Guest blog by Lilet Camara, uHoo

There are two important lessons that the coronavirus pandemic has taught businesses: first, we really can’t predict the future no matter how much planning we do; and second, our current strategies and practices no longer work in the New Normal. Where people are driven to stay indoors and contagion fears grip countries, many businesses are just striving to stay afloat and adapt as quickly as they can to protocols and guidelines that also change as fast as they are made.  Understandably, business continuity strategies tend to focus more on the short-term objectives of responding and recovering from the crisis. Keeping your competitive edge, however, means looking beyond the present challenges and future-proofing your business today.

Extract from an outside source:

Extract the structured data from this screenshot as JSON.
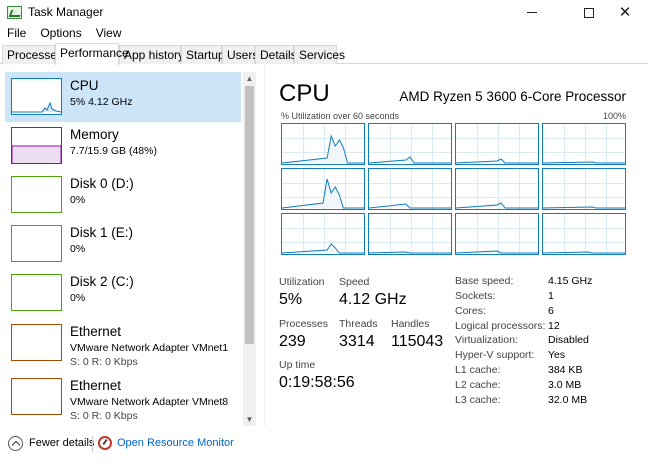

What has been pushed to the top of that checklist is to ensure a healthy, safe, and comfortable environment with excellent indoor air quality – and with good reasons. With optimal indoor air quality business owners can protect their most valuable assets – their employees and their customers – and stay open. And with even modest improvements to indoor environmental quality, there is significant ROI impact to ensure business sustainability.

Good Indoor Air Quality Improves Occupant Health and Productivity

A landmark double-blind study in 2015 by Harvard T.H. Chan School of Public Health and United Technologies Climate, Controls & Security confirmed what most of us may have experienced: better air quality improves our performance. It showed that cognitive performance can increase by up to 61% in environments with healthy indoor air quality compared to those who worked in conventional environments with elevated levels of volatile organic compounds and CO2. The most significant improvements were seen in the areas of workers’ crisis response (up to 131% higher); strategy (up to 288% higher), and information usage (up to 299% higher) – all valuable skills for productivity and ensuring business sustainability. Employee productivity can increase by up to 10% in environments with quality indoor air.

Employee absenteeism can also be minimized by improving indoor air quality. A study by the World Green Building Council revealed that healthy workplaces reported 35% less employee absence from sick leave. Healthy buildings make for happy and healthy occupants who sustain and help businesses grow.  As John Mandyck, Chief Sustainability Officer for United Technologies said, “about 90% of the true operating cost of a building is the salaries and the benefits of the people inside the building. [If] green buildings can improve thinking, can improve productivity, can improve health, [then] buildings become human resource tools. Buildings can become ways that we can find competitive advantages simply by optimizing the indoor environmental quality.”

Good Indoor Air Quality Enhances Your Brand Value

Brand equity or how customers perceive you is a strategic business tool because it helps generate revenues and more importantly creates long-term value. Increasing your brand equity raises your brand value. Businesses can differentiate themselves by showing commitment towards building a healthy and safe environment and pursuing proactive measures to ensure good indoor air quality. With effective IAQ programs in place, you can attain certifications that provide customers and other stakeholders confidence to deal with your business. A WELL certification, for instance, shows that a building prioritizes continuous performance improvements and long-term occupant health. This can be a powerful tool to leverage on for acquiring new occupants, extending leases, reducing tenant churn, or upselling as it presents compelling value propositions to your customers. Improving and maintaining good indoor air quality systems also result in reduced complaints and overall better satisfaction levels from occupants – an important retention tool. Over time, a healthy building increases its own value.

Good Indoor Air Quality Protects Your Bottom line

              According to the World Green Building Council, buildings can save as much as 79% on energy costs just by implementing good indoor air quality strategies. Best practices such as monitoring your air quality, good ventilation, and air filtration are modest investments when compared to the long-term economic benefits that you can achieve. A study by Carnegie Mellon estimates possible ROI for good indoor air quality at an average of 120%. When you consider the financial costs of low workforce productivity and poor health, suboptimal energy consumption and maintenance, ensuring good IAQ is one of the best investments that businesses can make.

While being agile and being quick to innovate and adopt technology may be essential qualities to future-proof your business, something as basic as ensuring a healthy, safe and comfortable environment will go further to build sustainability and resilience in the face of any uncertainties. Understanding your air quality in relation to your employees, your occupants, and your customers is one of the most crucial steps you can take to protect and grow your business.  You may not be able to predict the problems that might occur in the future, but you can certainly take the steps to prepare your business for whatever challenges may arise.